Crimson Frost Birch

Crimson Frost Birch

(Photo courtesy of NetPS Plant Finder)

Crimson Frost Birch (Betula 'Crimson Frost') at Dutch Growers Garden Centre

Crimson Frost Birch foliage

Crimson Frost Birch foliage

(Photo courtesy of NetPS Plant Finder)

Height:  40 feet

Spread:  25 feet

Sunlight:  full sun  partial shade 

Hardiness Zone:  4a


An amazing hybrid of birch with deep purple leaves and the famous white bark; a spectacular accent tree with a loose, open habit and fine, slightly pendulous branchlets, use sparingly in the landscape to bring attention to it

Ornamental Features

Crimson Frost Birch has attractive deep purple deciduous foliage which emerges burgundy in spring on a tree with an oval habit of growth. The pointy leaves are highly ornamental and turn an outstanding burgundy in the fall. The peeling white bark is extremely showy and adds significant winter interest.

Landscape Attributes

Crimson Frost Birch is a deciduous tree with a shapely oval form.

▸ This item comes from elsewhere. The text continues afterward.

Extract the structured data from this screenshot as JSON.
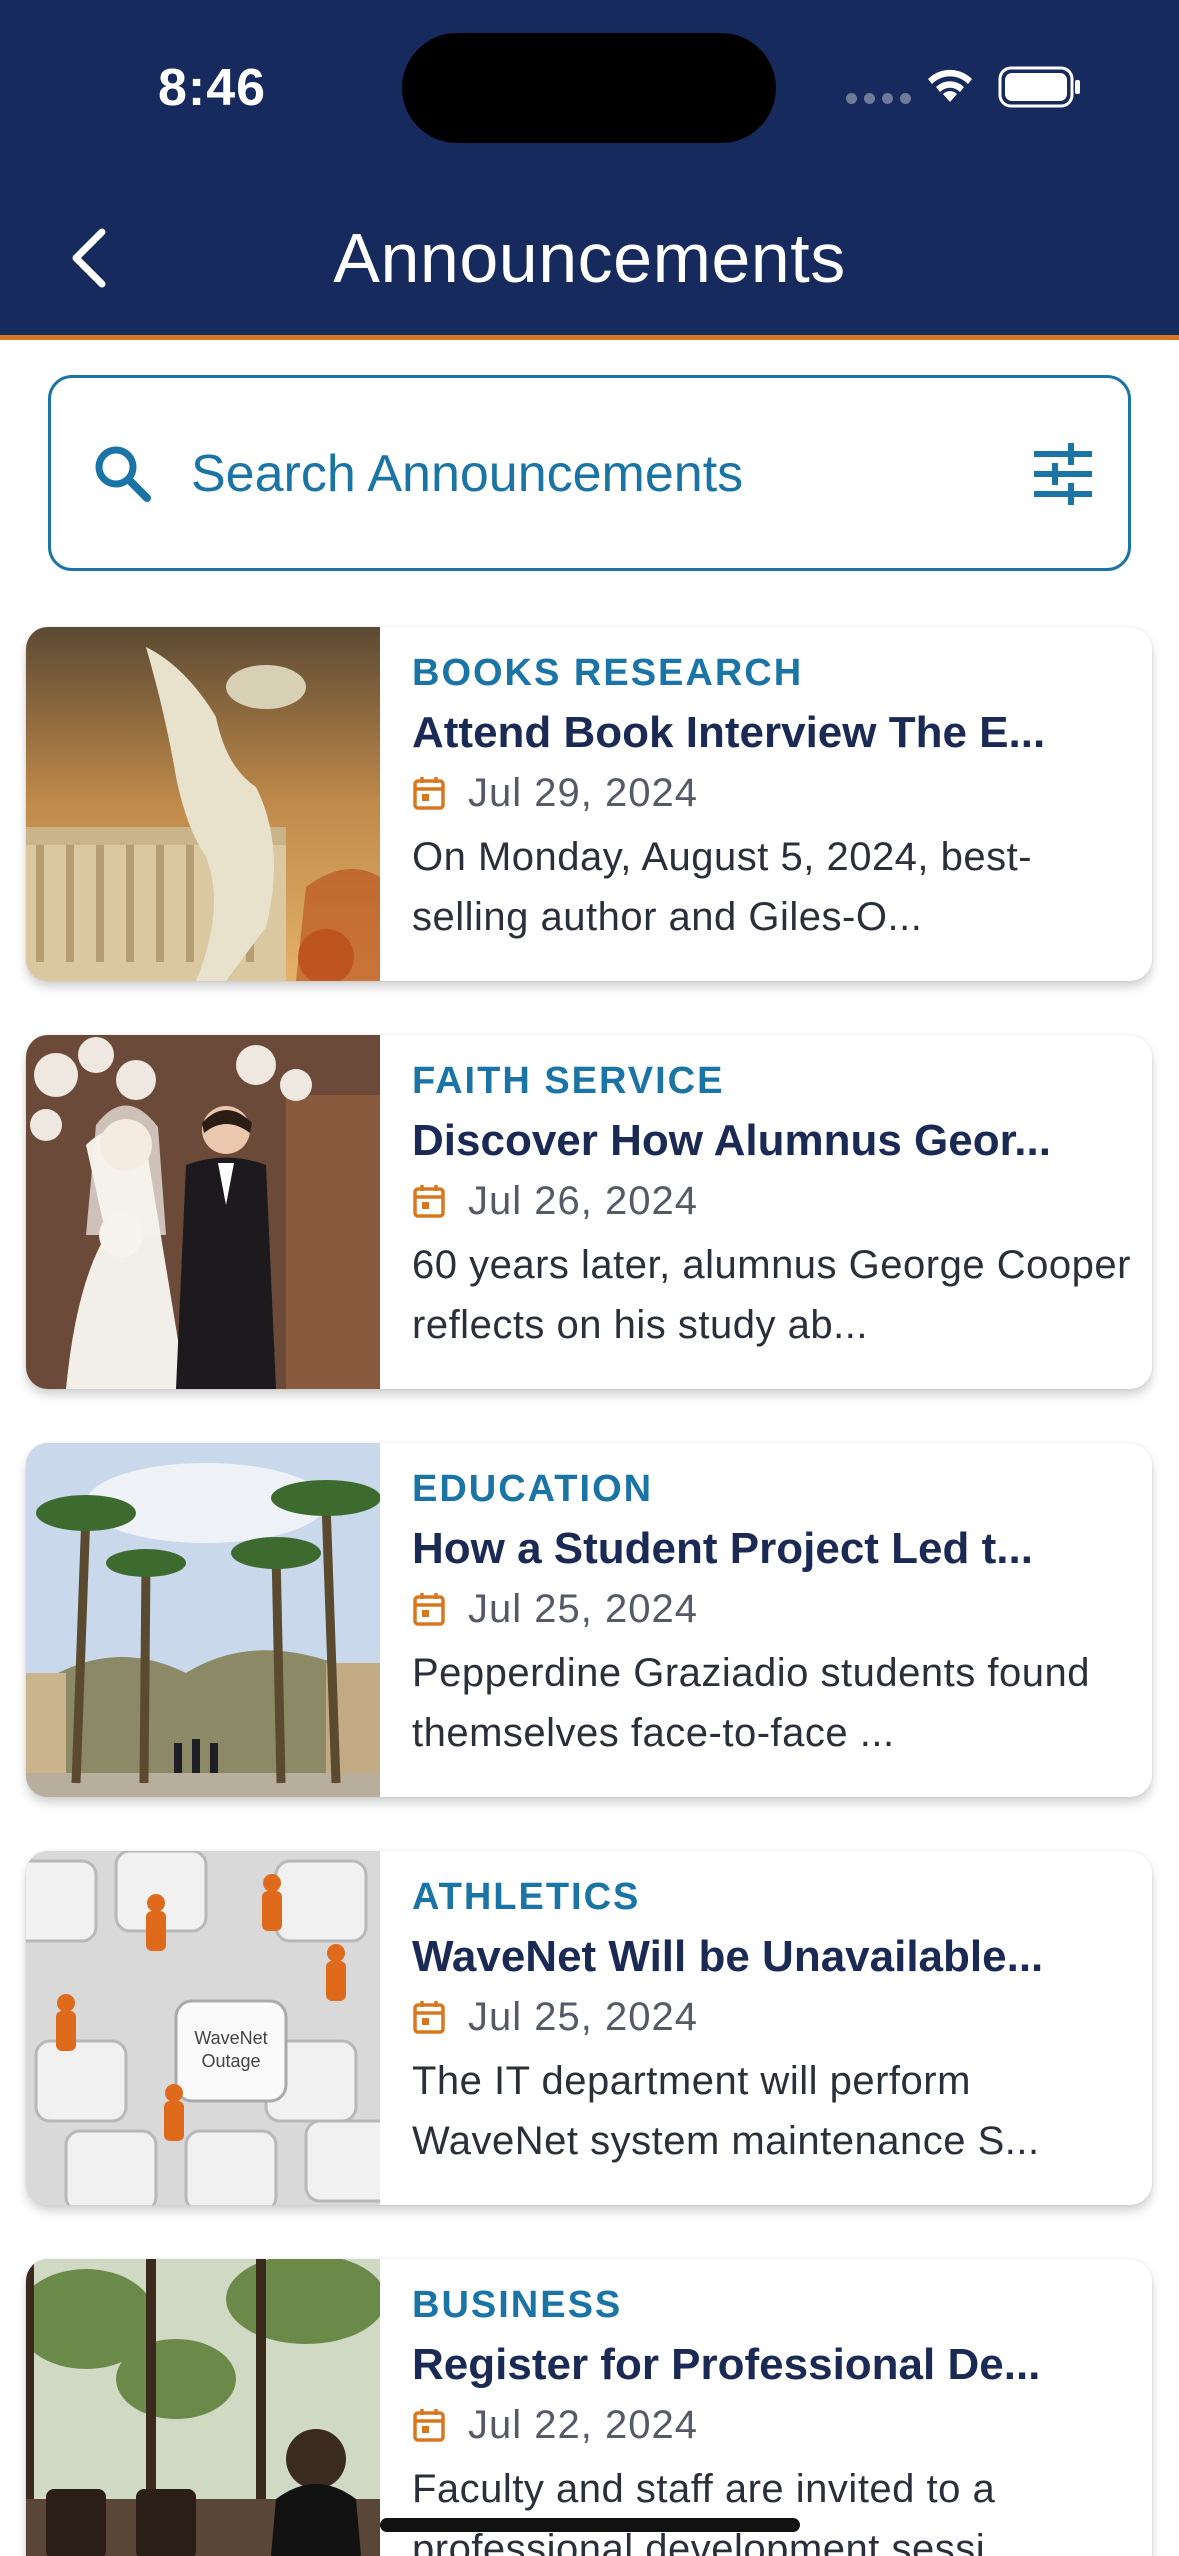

Its relatively fine texture sets it apart from other landscape plants with less refined foliage.

This is a relatively low maintenance tree, and should only be pruned in summer after the leaves have fully developed, as it may 'bleed' sap if pruned in late winter or early spring. It has no significant negative characteristics.

Crimson Frost Birch is recommended for the following landscape applications;

  • Accent
  • Shade

Planting & Growing

Crimson Frost Birch will grow to be about 40 feet tall at maturity, with a spread of 25 feet. It has a low canopy with a typical clearance of 3 feet from the ground, and should not be planted underneath power lines. It grows at a fast rate, and under ideal conditions can be expected to live for 40 years or more.

This tree does best in full sun to partial shade. It prefers to grow in average to moist conditions, and shouldn't be allowed to dry out. It is not particular as to soil type or pH. It is somewhat tolerant of urban pollution. Consider applying a thick mulch around the root zone in winter to protect it in exposed locations or colder microclimates. This particular variety is an interspecific hybrid.

At Dutch Growers, we treat this plant as a "HOBBY PLANT". It is not officially recognized as winter-hardy in our zone 3, however, there is a strong liklihood that it will survive winter. Warranty expires on Nov. 1 season of purchase.

Hardiness Zone Plant Height Minimum Sunlight
Accent  Shade 
Foliage Color  Fall Color  Bark  Winter Value 
Ornamental Features